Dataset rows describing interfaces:
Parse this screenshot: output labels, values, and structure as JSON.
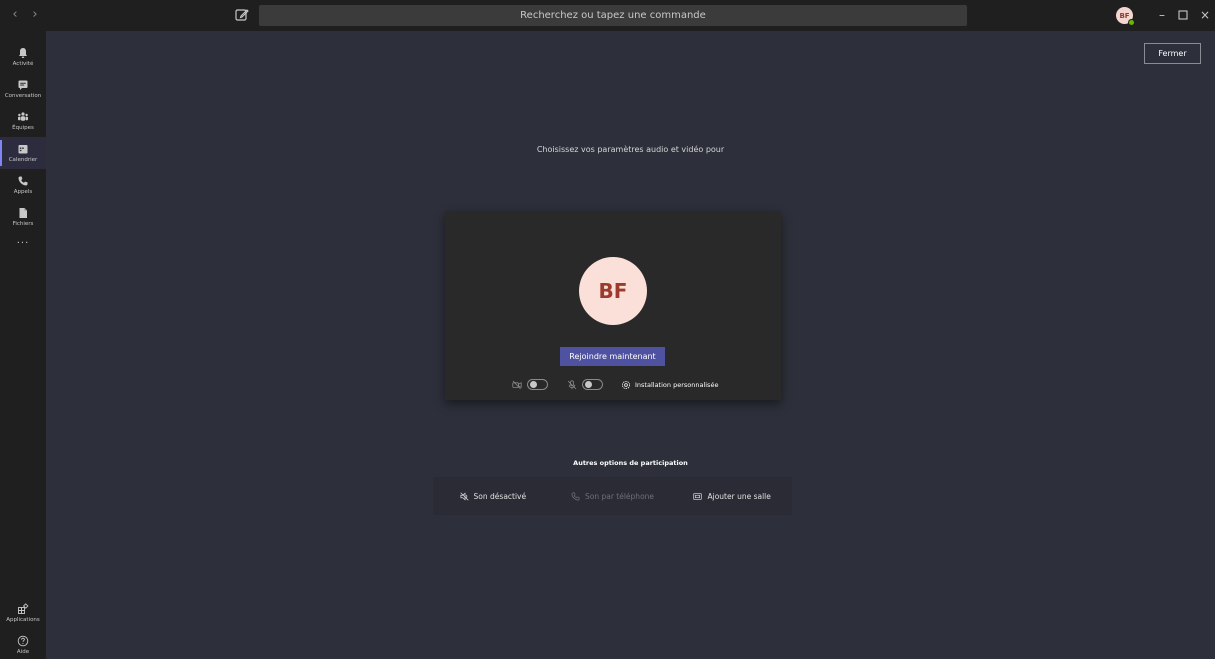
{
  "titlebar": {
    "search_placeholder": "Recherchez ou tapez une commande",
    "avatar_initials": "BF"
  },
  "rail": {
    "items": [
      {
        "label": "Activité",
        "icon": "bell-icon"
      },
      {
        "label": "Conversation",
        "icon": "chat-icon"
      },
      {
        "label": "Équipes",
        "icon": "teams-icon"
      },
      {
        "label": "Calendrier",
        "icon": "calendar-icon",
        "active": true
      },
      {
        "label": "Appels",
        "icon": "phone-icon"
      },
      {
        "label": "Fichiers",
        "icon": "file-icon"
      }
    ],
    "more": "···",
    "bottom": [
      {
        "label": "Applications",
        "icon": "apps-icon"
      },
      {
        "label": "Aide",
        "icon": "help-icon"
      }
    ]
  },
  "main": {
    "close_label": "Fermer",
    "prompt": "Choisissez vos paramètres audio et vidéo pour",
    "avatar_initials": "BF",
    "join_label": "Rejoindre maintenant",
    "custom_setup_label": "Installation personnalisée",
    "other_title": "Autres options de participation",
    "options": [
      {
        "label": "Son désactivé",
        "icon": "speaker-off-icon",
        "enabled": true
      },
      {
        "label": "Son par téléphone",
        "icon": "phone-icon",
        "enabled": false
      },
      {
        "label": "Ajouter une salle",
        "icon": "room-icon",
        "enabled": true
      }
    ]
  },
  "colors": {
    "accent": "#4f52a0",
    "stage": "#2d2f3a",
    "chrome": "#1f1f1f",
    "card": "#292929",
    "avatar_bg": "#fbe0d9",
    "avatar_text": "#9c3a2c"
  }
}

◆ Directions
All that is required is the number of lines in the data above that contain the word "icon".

◆ Answer box
11